Than those who call, and always will, – their earthly home – sweet Birdhill
THE VILLAGE OF BIRDHILL
(Written by Michael Collins 1990)
How oft my thoughts return to the scenes around my home,
The wooded groves and hillside paths where I was wont to roam,
The low-lying plains and bogland where the sweet birds sing their fill,
‘Ere the purple shades of twilight fall on the village of Birdhill.
From the ancient rock of Carrigeen you can view the country wide,
From Ormond on to Thomond by storied Shannonside,

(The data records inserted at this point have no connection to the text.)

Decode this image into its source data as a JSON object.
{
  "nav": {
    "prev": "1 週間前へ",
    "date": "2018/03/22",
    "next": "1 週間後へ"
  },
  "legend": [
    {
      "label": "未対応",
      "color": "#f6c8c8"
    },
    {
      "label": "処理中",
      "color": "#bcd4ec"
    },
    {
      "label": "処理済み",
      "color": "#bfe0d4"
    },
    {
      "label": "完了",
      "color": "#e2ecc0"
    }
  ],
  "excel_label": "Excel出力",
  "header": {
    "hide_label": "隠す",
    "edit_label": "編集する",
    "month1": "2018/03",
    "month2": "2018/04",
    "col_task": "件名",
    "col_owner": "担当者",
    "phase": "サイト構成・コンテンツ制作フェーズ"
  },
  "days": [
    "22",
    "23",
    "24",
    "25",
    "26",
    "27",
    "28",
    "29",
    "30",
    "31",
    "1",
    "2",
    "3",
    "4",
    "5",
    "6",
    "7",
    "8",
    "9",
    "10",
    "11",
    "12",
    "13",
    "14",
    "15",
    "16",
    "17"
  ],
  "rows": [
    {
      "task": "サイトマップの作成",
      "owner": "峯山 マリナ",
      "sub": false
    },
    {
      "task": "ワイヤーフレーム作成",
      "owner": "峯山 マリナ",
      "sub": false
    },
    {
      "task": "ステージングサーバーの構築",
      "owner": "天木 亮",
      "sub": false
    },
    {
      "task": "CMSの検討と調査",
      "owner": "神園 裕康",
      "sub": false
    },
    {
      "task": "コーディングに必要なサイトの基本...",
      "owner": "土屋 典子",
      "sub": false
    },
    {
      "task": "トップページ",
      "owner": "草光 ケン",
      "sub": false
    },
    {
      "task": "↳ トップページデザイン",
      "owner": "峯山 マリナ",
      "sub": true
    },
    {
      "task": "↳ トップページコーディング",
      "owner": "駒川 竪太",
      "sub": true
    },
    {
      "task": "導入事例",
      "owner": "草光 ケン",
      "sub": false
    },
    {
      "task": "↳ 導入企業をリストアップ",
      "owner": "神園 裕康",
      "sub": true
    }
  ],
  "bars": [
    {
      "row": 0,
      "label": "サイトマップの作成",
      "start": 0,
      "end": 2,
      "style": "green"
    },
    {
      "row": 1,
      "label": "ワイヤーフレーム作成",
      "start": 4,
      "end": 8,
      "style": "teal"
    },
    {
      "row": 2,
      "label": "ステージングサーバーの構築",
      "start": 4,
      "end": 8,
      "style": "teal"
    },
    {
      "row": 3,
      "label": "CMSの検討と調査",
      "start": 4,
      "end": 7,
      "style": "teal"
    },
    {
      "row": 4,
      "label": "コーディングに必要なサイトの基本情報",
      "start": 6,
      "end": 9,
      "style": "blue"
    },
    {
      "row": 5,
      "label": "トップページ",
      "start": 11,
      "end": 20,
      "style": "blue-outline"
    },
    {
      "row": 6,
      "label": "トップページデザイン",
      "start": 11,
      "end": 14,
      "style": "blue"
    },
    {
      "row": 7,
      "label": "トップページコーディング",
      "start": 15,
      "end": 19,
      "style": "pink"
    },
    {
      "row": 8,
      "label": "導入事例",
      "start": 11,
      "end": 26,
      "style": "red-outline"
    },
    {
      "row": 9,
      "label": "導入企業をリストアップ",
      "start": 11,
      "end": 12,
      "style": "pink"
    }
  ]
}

Serene Lough Derg and Scarriff Bay, their beauty haunts me still,
And the heathered slopes of Arra, towering high beyond Birdhill.
The dying smile of sunset in the soothing evening air,
Fades behind Slieve Bernagh and sinks down the hills of Clare;
The softening shadows creeping down the vale from Keeper Hill
Spread the balmy peace of nightfall o’er the village of Birdhill.
I can see again the hillside so steeped in tales of lore
Where Oisín of the Fianna came back in days of yore,
And grappled with the great rock, then took a sudden spill;
He lies buried with his trumpet ‘neath the stone above Birdhill.
The Castle of Cragg-Owney, once the fortress of the Ryans,
Its ivied walls and transoms in ruined splendour lies.
The regal gates of Shannon Lodge, though blemished, standing still,
Recall the Ormsby stronghold near the village of Birdhill.
The Holy Well of Commenath in the dusk a vision calls,
And the ghostly tread of footsteps echo round the churchyard walls.
No more they file along the path, to cross the little rill,
It’s a custom long forgotten near the village of Birdhill.
Oh dull the ache that’s in my heart as fondly I recall
Annaholty, Ballyhane, Coosane and Fairyhall
Touknockane and sweet Cooleen, its old schoolhouse without frill,
Where we played in happy childhood near the village of Birdhill.
I bid farewell to Ballyard, Coolederry and Lacknavea,,
To the Red Bog up in Cregough where I spent many a day.
Ah, lonely is the exile’s lot, his life a bitter fill,
When he knows that he will see no more, the village of Birdhill.
CNOCÁN AN ÉIN FHINN
(Scríofa ag Eileen Briscoe 1992)
Nach aoibhinn an radharc ó Charraig Charraigín,
Ag féachaint mórthimpeall nach álainn an tír;
Tá an tSionnain ag gluaiseacht chun na farraige siar,
Is tá fuiseoigín go hard sa spéir i gCnocán an Éin Fhinn.
Tá an traein anois tagtha isteach sa stáisiún
Ag taisteal go Luimneach ó Aonach Urmhumhan.
Tá na caoirigh ag scríobhadh ar bhruach na habhann binn
Is na fir ag baint na móna i gCnocán an Éin Fhinn.
Bhí Oisín ins an áit seo na céadta bliain ó shin,
‘S do sheinn sé ar an trumpa ‘s do labhair sé ‘Gaeling’
Ach anois tá se ‘na chodladh sámh faoi charraig Charraigín,
Is tá síocháin is suaimhneas i gCnocán an Éin Fhinn.
Féach siar ar Shliabh Coimeálta, tá an áit seo faoi dhraíocht,
Ta grian an tráthnóna ag soilsiú go binn;
Ta na srutháin lonrach’ ag fánaíocht síos,
‘S nach iontach bheith in Éirinn ‘s i gCnocán an Éin Fhinn.
Tá mo chroí istigh ag briseadh mar caithfidh mé dul thar lear;
Tá an Astráil i bhfad i gcéin ach sin í an tír is fearr;
Níl obair dom in Éirinn is tá mé gan phingin,
Ach le cúnamh De beidh mé ar ais i gCnocán an Éin Fhinn.